- are able to offer their clients a comprehensive range of dispute resolution options.
- get to work together within multidisciplinary teams, supporting and learning from one another, with each contributing his or her specialised skillset to assist the parties.
- learn skills that enhance their existing skillset.
- generally report a greater satisfaction working with Collaborative Practice in that it allows them to work in a way that is more consistent with their own values.
- become part of a supportive network of other professionals.
Former Chief Family Court Judge Boshier said of Collaborative Practice:
“Collaborative Family Law Practice is an important tool in the resolution of family disputes. That it has grown in use, in other common law countries, is indicative of the important place it occupies. We must constantly strive for efficient and economic dispute resolution methods, and I recommend the collaborative model as insightful and helpful. I hope it receives the interest here that it has elsewhere”
Professor Mark Henaghan, University of Auckland, says:
“Lawyers must always be open to new ways of seeing things. The focus of collaborative practice is entirely on lawyers, together with other collaborative practitioners such as accountants and mental health professionals, working together to solve their client’s problems. Family lawyers are generally good at this and the techniques of collaborative practice will enhance their ability to resolve their client’s problems in a way that leaves everyone with their dignity intact.”
How do I become a Collaborative Professional?
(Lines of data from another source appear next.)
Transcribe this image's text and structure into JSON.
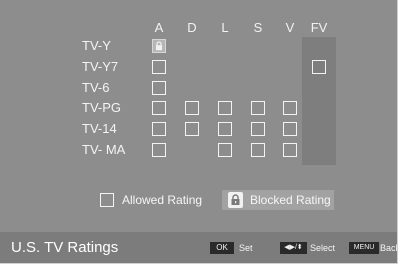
{
  "columns": [
    "A",
    "D",
    "L",
    "S",
    "V",
    "FV"
  ],
  "rows": [
    {
      "label": "TV-Y",
      "cells": [
        "blocked",
        null,
        null,
        null,
        null,
        null
      ]
    },
    {
      "label": "TV-Y7",
      "cells": [
        "allowed",
        null,
        null,
        null,
        null,
        "allowed"
      ]
    },
    {
      "label": "TV-6",
      "cells": [
        "allowed",
        null,
        null,
        null,
        null,
        null
      ]
    },
    {
      "label": "TV-PG",
      "cells": [
        "allowed",
        "allowed",
        "allowed",
        "allowed",
        "allowed",
        null
      ]
    },
    {
      "label": "TV-14",
      "cells": [
        "allowed",
        "allowed",
        "allowed",
        "allowed",
        "allowed",
        null
      ]
    },
    {
      "label": "TV- MA",
      "cells": [
        "allowed",
        null,
        "allowed",
        "allowed",
        "allowed",
        null
      ]
    }
  ],
  "legend": {
    "allowed_label": "Allowed Rating",
    "blocked_label": "Blocked Rating"
  },
  "footer": {
    "title": "U.S. TV Ratings",
    "ok_key": "OK",
    "ok_label": "Set",
    "select_key": "◀▶/⬍",
    "select_label": "Select",
    "menu_key": "MENU",
    "menu_label": "Back"
  }
}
Professionals interested in adding Collaborative Practice to their existing practice must complete the introductory training (minimum 2 days) from a recognised Collaborative course provider. Once practitioners are trained in Collaborative Practice, they can call themselves a Collaborative Professional and offer the Collaborative Process to their clients.
Collaborative Resolution New Zealand oversees introductory training and continuing education of all Collaborative professionals. You can find an upcoming training in our events page or contact us to enquire about having a training held in your local area.
How do I become a Member of Collaborative Resolution NZ?
Collaborative Resolution New Zealand promotes Collaborative Practice as a conflict resolution option by:
- Leading and integrating the Collaborative community;
- Establishing and upholding the essential elements and ethical and practice standards of the Collaborative Practice Process;
- Fostering professional excellence by educating and providing resources to Collaborative practitioners and professionals; and
- Promoting the growth and use of Collaborative Practice.
Becoming a member of Collaborative Resolution NZ provides you with:
- recognition that you are a trained, approved provider of Collaborative Practice;
- access to your local member network;
- links to local and national members and events;
- listing on our website so clients and other professionals can readily find you and contact you;
- opportunities for ongoing education;
- news of events and training opportunities from our international contacts;
- mentoring and support; and
- an opportunity to support the growth of Collaborative Practice in NZ.
If you have trained in Collaborative Practice, you may enquire about becoming a member by contacting us.